As risks and client environments become more complex it will become imperative to ensure that records of risks identified, evaluated, and treated are kept electronically, particularly when uninsured and uninsurable risks are concerned. This particular point is contentious, as the client (individual or a business) believes they are dealing with an insurance expert (independent adviser or a tied agent). The belief is that there is an equal onus on the intermediary to discuss both uninsured and uninsurable risks, whether the particular product provider supplies a particular risk or insurance solution or not. At this point, there is no conclusive evidence that this responsibility does not exist.
What both Covid-19 and the civil unrest in KwaZulu Natal and Gauteng have taught us, is that the scope and depth of our risk discussions and potential solutions with our clients will have to be far greater than in the past. Covid-19 may have been a surprise, and just about every policy of insurance now excludes contagious diseases, but that does not mean the risks have evaporated along with their deletion from mainstream policies. The risk remains and new similar risks lurk around the corner. The question is, what are intermediaries doing to ensure that these future risks are catered for, even if not through the conventional insurance solutions?
What these events have taught us, particularly regarding the business interruption claims arising from both Covid-19 and the riots in KZN, is that advisers must enhance and improve their knowledge and understanding of some key catastrophe-type insurance covers, as a failure to do so can have catastrophic consequences for both the clients and the advisors concerned.

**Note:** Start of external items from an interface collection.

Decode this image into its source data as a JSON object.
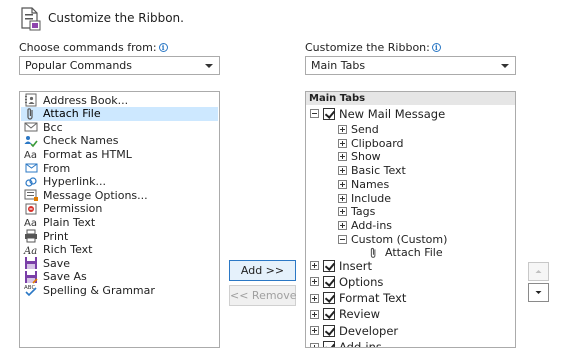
{
  "dialog": {
    "title": "Customize the Ribbon.",
    "icon": "customize-ribbon-icon"
  },
  "left": {
    "label": "Choose commands from:",
    "combo_value": "Popular Commands",
    "items": [
      {
        "label": "Address Book...",
        "icon": "address-book-icon"
      },
      {
        "label": "Attach File",
        "icon": "attach-file-icon"
      },
      {
        "label": "Bcc",
        "icon": "bcc-icon"
      },
      {
        "label": "Check Names",
        "icon": "check-names-icon"
      },
      {
        "label": "Format as HTML",
        "icon": "format-html-icon"
      },
      {
        "label": "From",
        "icon": "from-icon"
      },
      {
        "label": "Hyperlink...",
        "icon": "hyperlink-icon"
      },
      {
        "label": "Message Options...",
        "icon": "message-options-icon"
      },
      {
        "label": "Permission",
        "icon": "permission-icon"
      },
      {
        "label": "Plain Text",
        "icon": "plain-text-icon"
      },
      {
        "label": "Print",
        "icon": "print-icon"
      },
      {
        "label": "Rich Text",
        "icon": "rich-text-icon"
      },
      {
        "label": "Save",
        "icon": "save-icon"
      },
      {
        "label": "Save As",
        "icon": "save-as-icon"
      },
      {
        "label": "Spelling & Grammar",
        "icon": "spelling-icon"
      }
    ]
  },
  "middle": {
    "add_label": "Add >>",
    "remove_label": "<< Remove"
  },
  "right": {
    "label": "Customize the Ribbon:",
    "combo_value": "Main Tabs",
    "tree_header": "Main Tabs",
    "root": "New Mail Message",
    "groups": [
      "Send",
      "Clipboard",
      "Show",
      "Basic Text",
      "Names",
      "Include",
      "Tags",
      "Add-ins"
    ],
    "custom_group": "Custom (Custom)",
    "custom_item": "Attach File",
    "tabs": [
      "Insert",
      "Options",
      "Format Text",
      "Review",
      "Developer",
      "Add-ins"
    ]
  },
  "colors": {
    "accent": "#2b78c5",
    "selection": "#cde8ff",
    "border": "#ababab"
  }
}
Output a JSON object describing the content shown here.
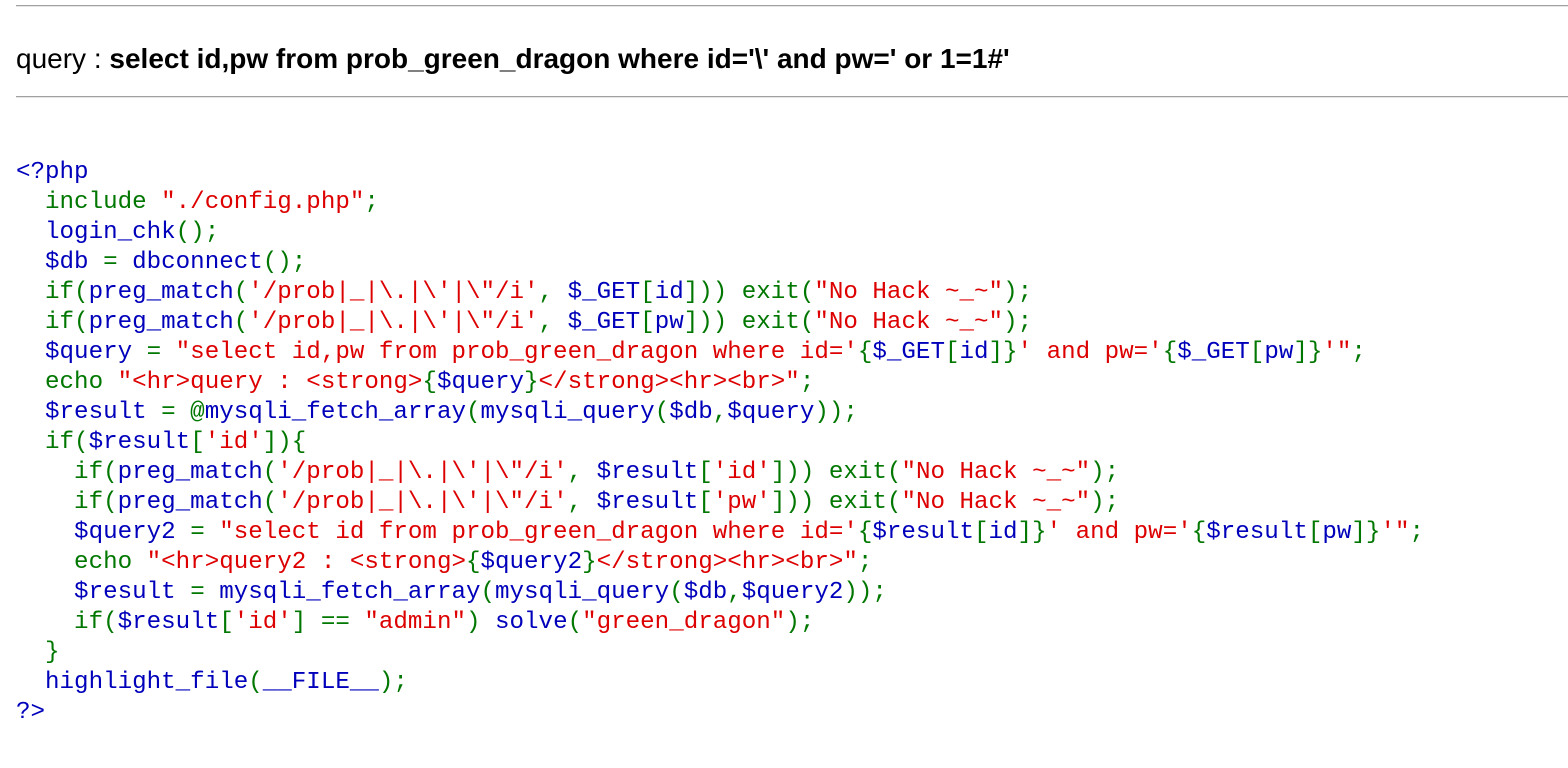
{
  "query_prefix": "query : ",
  "query_value": "select id,pw from prob_green_dragon where id='\\' and pw=' or 1=1#'",
  "code_lines": [
    [
      [
        "h",
        "<?php"
      ]
    ],
    [
      [
        "k",
        "  include "
      ],
      [
        "s",
        "\"./config.php\""
      ],
      [
        "k",
        ";"
      ]
    ],
    [
      [
        "d",
        "  login_chk"
      ],
      [
        "k",
        "();"
      ]
    ],
    [
      [
        "d",
        "  $db "
      ],
      [
        "k",
        "= "
      ],
      [
        "d",
        "dbconnect"
      ],
      [
        "k",
        "();"
      ]
    ],
    [
      [
        "k",
        "  if("
      ],
      [
        "d",
        "preg_match"
      ],
      [
        "k",
        "("
      ],
      [
        "s",
        "'/prob|_|\\.|\\'|\\\"/i'"
      ],
      [
        "k",
        ", "
      ],
      [
        "d",
        "$_GET"
      ],
      [
        "k",
        "["
      ],
      [
        "d",
        "id"
      ],
      [
        "k",
        "])) exit("
      ],
      [
        "s",
        "\"No Hack ~_~\""
      ],
      [
        "k",
        ");"
      ]
    ],
    [
      [
        "k",
        "  if("
      ],
      [
        "d",
        "preg_match"
      ],
      [
        "k",
        "("
      ],
      [
        "s",
        "'/prob|_|\\.|\\'|\\\"/i'"
      ],
      [
        "k",
        ", "
      ],
      [
        "d",
        "$_GET"
      ],
      [
        "k",
        "["
      ],
      [
        "d",
        "pw"
      ],
      [
        "k",
        "])) exit("
      ],
      [
        "s",
        "\"No Hack ~_~\""
      ],
      [
        "k",
        ");"
      ]
    ],
    [
      [
        "d",
        "  $query "
      ],
      [
        "k",
        "= "
      ],
      [
        "s",
        "\"select id,pw from prob_green_dragon where id='"
      ],
      [
        "k",
        "{"
      ],
      [
        "d",
        "$_GET"
      ],
      [
        "k",
        "["
      ],
      [
        "d",
        "id"
      ],
      [
        "k",
        "]}"
      ],
      [
        "s",
        "' and pw='"
      ],
      [
        "k",
        "{"
      ],
      [
        "d",
        "$_GET"
      ],
      [
        "k",
        "["
      ],
      [
        "d",
        "pw"
      ],
      [
        "k",
        "]}"
      ],
      [
        "s",
        "'\""
      ],
      [
        "k",
        ";"
      ]
    ],
    [
      [
        "k",
        "  echo "
      ],
      [
        "s",
        "\"<hr>query : <strong>"
      ],
      [
        "k",
        "{"
      ],
      [
        "d",
        "$query"
      ],
      [
        "k",
        "}"
      ],
      [
        "s",
        "</strong><hr><br>\""
      ],
      [
        "k",
        ";"
      ]
    ],
    [
      [
        "d",
        "  $result "
      ],
      [
        "k",
        "= @"
      ],
      [
        "d",
        "mysqli_fetch_array"
      ],
      [
        "k",
        "("
      ],
      [
        "d",
        "mysqli_query"
      ],
      [
        "k",
        "("
      ],
      [
        "d",
        "$db"
      ],
      [
        "k",
        ","
      ],
      [
        "d",
        "$query"
      ],
      [
        "k",
        "));"
      ]
    ],
    [
      [
        "k",
        "  if("
      ],
      [
        "d",
        "$result"
      ],
      [
        "k",
        "["
      ],
      [
        "s",
        "'id'"
      ],
      [
        "k",
        "]){"
      ]
    ],
    [
      [
        "k",
        "    if("
      ],
      [
        "d",
        "preg_match"
      ],
      [
        "k",
        "("
      ],
      [
        "s",
        "'/prob|_|\\.|\\'|\\\"/i'"
      ],
      [
        "k",
        ", "
      ],
      [
        "d",
        "$result"
      ],
      [
        "k",
        "["
      ],
      [
        "s",
        "'id'"
      ],
      [
        "k",
        "])) exit("
      ],
      [
        "s",
        "\"No Hack ~_~\""
      ],
      [
        "k",
        ");"
      ]
    ],
    [
      [
        "k",
        "    if("
      ],
      [
        "d",
        "preg_match"
      ],
      [
        "k",
        "("
      ],
      [
        "s",
        "'/prob|_|\\.|\\'|\\\"/i'"
      ],
      [
        "k",
        ", "
      ],
      [
        "d",
        "$result"
      ],
      [
        "k",
        "["
      ],
      [
        "s",
        "'pw'"
      ],
      [
        "k",
        "])) exit("
      ],
      [
        "s",
        "\"No Hack ~_~\""
      ],
      [
        "k",
        ");"
      ]
    ],
    [
      [
        "d",
        "    $query2 "
      ],
      [
        "k",
        "= "
      ],
      [
        "s",
        "\"select id from prob_green_dragon where id='"
      ],
      [
        "k",
        "{"
      ],
      [
        "d",
        "$result"
      ],
      [
        "k",
        "["
      ],
      [
        "d",
        "id"
      ],
      [
        "k",
        "]}"
      ],
      [
        "s",
        "' and pw='"
      ],
      [
        "k",
        "{"
      ],
      [
        "d",
        "$result"
      ],
      [
        "k",
        "["
      ],
      [
        "d",
        "pw"
      ],
      [
        "k",
        "]}"
      ],
      [
        "s",
        "'\""
      ],
      [
        "k",
        ";"
      ]
    ],
    [
      [
        "k",
        "    echo "
      ],
      [
        "s",
        "\"<hr>query2 : <strong>"
      ],
      [
        "k",
        "{"
      ],
      [
        "d",
        "$query2"
      ],
      [
        "k",
        "}"
      ],
      [
        "s",
        "</strong><hr><br>\""
      ],
      [
        "k",
        ";"
      ]
    ],
    [
      [
        "d",
        "    $result "
      ],
      [
        "k",
        "= "
      ],
      [
        "d",
        "mysqli_fetch_array"
      ],
      [
        "k",
        "("
      ],
      [
        "d",
        "mysqli_query"
      ],
      [
        "k",
        "("
      ],
      [
        "d",
        "$db"
      ],
      [
        "k",
        ","
      ],
      [
        "d",
        "$query2"
      ],
      [
        "k",
        "));"
      ]
    ],
    [
      [
        "k",
        "    if("
      ],
      [
        "d",
        "$result"
      ],
      [
        "k",
        "["
      ],
      [
        "s",
        "'id'"
      ],
      [
        "k",
        "] == "
      ],
      [
        "s",
        "\"admin\""
      ],
      [
        "k",
        ") "
      ],
      [
        "d",
        "solve"
      ],
      [
        "k",
        "("
      ],
      [
        "s",
        "\"green_dragon\""
      ],
      [
        "k",
        ");"
      ]
    ],
    [
      [
        "k",
        "  }"
      ]
    ],
    [
      [
        "d",
        "  highlight_file"
      ],
      [
        "k",
        "("
      ],
      [
        "d",
        "__FILE__"
      ],
      [
        "k",
        ");"
      ]
    ],
    [
      [
        "h",
        "?>"
      ]
    ]
  ]
}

It is, however, this increasing complexity in the world that tilts the balance in favour of the informed, professional, and astute adviser. On the other hand, if the insurance game is reduced to price and some marketing benefits, then advisers, in particular the independent advisors, should be concerned.